■ The problem: In the records below, find each line with the word "Xuất" and copy it.
*** Available data ***
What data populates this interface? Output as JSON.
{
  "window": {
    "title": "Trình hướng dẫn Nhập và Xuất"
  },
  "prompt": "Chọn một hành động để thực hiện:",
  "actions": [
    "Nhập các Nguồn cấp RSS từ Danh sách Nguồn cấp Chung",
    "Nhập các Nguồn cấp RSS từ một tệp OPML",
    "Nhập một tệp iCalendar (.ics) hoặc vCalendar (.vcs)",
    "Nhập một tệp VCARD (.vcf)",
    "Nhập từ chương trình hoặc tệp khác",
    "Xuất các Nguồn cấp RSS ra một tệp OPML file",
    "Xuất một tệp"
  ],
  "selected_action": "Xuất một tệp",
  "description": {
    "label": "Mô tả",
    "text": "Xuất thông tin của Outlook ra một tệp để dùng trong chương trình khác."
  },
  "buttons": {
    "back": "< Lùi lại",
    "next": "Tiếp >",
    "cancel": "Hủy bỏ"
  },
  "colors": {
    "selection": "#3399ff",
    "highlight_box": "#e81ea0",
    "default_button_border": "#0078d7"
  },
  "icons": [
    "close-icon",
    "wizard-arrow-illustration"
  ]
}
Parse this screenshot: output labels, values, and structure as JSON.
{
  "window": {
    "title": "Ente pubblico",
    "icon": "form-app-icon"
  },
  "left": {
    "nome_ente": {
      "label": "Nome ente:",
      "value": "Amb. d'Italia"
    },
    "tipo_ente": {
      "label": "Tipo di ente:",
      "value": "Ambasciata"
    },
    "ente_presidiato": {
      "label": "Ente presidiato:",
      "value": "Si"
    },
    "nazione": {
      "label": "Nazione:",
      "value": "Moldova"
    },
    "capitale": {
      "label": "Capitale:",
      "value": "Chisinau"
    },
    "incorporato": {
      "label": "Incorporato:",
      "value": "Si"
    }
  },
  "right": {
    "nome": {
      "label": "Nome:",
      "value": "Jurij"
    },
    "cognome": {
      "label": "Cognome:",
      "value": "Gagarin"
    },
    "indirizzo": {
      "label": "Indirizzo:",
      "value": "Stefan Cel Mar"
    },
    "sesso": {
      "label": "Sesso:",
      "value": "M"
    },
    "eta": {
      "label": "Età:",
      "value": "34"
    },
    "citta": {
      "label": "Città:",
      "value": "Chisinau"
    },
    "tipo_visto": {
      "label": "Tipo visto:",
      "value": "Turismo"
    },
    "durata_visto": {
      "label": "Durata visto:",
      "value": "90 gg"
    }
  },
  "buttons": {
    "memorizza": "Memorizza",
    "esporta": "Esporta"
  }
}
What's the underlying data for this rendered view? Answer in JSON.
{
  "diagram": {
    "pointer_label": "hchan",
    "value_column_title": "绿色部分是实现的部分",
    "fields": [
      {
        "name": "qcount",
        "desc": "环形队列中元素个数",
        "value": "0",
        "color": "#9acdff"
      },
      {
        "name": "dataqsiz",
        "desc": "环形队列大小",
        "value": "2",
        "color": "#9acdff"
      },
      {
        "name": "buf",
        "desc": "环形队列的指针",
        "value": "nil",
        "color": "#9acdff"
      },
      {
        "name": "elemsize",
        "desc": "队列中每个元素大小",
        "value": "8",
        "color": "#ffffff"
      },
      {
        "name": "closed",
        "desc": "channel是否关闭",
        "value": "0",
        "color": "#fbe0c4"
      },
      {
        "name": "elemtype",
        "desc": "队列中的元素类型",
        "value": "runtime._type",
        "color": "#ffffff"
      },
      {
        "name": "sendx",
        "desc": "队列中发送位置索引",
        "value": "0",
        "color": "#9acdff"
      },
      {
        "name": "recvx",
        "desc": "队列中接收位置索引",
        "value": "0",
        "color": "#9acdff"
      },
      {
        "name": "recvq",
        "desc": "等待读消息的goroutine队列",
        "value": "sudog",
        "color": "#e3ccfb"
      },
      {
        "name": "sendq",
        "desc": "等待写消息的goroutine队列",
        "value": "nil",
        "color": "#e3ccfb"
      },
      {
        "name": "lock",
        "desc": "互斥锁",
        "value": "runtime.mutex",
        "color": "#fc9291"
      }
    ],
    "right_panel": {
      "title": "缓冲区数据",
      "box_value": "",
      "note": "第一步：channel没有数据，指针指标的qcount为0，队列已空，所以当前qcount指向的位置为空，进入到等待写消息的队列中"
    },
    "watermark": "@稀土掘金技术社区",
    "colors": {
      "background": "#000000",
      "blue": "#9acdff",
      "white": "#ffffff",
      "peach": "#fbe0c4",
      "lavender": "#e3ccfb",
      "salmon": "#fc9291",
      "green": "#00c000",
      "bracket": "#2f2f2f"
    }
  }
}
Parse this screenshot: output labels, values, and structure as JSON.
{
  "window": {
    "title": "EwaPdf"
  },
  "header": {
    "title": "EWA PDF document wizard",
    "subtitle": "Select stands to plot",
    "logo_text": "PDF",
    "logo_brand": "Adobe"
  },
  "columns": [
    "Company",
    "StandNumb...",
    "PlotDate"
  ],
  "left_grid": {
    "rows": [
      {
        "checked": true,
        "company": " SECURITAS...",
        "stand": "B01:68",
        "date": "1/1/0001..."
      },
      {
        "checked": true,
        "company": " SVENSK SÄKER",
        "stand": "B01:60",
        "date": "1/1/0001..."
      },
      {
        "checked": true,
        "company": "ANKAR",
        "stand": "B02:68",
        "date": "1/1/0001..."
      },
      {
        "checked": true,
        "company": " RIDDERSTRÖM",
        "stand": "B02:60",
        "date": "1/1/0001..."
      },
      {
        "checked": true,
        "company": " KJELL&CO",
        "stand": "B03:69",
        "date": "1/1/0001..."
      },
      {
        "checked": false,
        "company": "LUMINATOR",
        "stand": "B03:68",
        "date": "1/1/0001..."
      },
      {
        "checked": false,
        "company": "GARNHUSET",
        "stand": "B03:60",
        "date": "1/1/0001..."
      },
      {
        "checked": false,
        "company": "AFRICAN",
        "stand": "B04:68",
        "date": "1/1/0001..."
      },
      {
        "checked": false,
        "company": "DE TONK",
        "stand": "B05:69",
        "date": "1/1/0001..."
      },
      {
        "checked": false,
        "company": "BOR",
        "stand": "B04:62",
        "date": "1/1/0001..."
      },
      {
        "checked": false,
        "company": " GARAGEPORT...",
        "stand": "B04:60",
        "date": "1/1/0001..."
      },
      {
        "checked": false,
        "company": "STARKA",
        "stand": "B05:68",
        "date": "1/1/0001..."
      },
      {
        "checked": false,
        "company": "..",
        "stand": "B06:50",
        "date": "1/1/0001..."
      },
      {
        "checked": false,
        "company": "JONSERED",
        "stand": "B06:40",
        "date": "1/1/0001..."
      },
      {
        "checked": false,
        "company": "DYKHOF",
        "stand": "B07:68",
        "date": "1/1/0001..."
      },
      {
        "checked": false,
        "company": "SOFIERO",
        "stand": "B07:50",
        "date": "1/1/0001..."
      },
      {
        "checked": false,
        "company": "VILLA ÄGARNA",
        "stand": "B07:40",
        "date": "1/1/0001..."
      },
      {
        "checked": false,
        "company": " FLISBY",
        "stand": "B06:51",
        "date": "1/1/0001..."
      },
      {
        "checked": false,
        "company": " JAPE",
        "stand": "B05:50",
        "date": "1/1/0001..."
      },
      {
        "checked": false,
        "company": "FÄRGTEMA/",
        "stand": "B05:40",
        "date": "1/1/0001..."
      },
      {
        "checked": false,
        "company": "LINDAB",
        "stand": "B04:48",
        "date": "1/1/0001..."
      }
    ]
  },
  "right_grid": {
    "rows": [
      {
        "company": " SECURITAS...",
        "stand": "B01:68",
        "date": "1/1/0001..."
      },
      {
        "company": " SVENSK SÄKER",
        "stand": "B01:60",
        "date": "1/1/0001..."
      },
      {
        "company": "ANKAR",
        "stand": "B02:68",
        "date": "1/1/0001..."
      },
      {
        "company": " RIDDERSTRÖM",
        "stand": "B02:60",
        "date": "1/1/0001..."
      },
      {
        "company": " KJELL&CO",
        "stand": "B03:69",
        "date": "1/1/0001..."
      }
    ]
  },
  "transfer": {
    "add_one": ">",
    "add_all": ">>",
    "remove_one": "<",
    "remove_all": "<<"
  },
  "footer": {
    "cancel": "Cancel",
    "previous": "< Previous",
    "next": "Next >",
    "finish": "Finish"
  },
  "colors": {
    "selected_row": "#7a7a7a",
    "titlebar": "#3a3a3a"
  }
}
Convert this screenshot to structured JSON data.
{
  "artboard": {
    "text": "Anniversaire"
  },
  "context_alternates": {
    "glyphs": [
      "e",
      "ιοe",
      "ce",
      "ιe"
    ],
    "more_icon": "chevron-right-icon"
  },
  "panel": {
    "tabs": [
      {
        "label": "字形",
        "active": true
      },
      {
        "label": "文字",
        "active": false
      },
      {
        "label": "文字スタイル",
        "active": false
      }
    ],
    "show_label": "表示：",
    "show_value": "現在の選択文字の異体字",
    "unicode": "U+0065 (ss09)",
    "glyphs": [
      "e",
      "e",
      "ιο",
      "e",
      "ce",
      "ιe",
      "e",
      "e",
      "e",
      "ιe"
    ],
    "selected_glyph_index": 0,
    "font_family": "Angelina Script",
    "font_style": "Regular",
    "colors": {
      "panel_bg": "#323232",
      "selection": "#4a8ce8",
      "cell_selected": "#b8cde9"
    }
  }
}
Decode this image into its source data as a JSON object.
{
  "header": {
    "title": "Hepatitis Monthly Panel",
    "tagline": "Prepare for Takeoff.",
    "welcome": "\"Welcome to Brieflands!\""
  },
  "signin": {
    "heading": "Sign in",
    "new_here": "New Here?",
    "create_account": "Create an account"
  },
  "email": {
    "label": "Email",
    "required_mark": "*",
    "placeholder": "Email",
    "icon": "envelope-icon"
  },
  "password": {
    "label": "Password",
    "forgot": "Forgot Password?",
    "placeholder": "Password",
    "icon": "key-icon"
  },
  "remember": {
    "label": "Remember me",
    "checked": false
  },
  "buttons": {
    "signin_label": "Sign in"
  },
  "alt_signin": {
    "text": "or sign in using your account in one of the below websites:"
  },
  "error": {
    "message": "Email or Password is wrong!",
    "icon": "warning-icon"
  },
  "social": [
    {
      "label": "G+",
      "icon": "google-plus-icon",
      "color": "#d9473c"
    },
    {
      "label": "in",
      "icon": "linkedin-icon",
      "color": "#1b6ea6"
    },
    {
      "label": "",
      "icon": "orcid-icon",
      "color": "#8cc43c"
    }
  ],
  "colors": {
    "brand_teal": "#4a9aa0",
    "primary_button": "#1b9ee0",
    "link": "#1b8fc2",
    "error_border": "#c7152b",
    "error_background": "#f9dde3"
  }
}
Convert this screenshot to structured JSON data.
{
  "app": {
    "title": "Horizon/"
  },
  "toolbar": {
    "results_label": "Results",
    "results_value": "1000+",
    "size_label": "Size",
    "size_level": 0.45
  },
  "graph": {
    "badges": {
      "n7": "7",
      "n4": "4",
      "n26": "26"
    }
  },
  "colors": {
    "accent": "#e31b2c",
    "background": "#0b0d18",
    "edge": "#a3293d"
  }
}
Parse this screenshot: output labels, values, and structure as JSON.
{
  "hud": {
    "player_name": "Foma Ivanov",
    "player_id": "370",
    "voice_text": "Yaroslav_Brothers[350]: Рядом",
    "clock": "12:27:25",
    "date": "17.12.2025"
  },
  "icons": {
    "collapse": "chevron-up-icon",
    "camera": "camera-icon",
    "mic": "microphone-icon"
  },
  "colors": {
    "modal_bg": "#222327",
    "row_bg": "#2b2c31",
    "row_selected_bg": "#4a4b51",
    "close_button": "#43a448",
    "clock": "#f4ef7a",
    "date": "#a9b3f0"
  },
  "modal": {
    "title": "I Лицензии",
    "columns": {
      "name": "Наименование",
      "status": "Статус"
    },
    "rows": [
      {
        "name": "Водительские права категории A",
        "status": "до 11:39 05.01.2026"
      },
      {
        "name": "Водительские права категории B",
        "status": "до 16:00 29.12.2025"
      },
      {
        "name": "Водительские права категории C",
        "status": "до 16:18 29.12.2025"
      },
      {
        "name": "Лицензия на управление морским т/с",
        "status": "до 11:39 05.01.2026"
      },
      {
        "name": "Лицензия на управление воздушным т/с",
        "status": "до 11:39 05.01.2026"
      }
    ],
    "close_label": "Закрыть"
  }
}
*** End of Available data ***
■ Response to the exercise:
    "title": "Trình hướng dẫn Nhập và Xuất"
    "Xuất các Nguồn cấp RSS ra một tệp OPML file",
    "Xuất một tệp"
  "selected_action": "Xuất một tệp",
    "text": "Xuất thông tin của Outlook ra một tệp để dùng trong chương trình khác."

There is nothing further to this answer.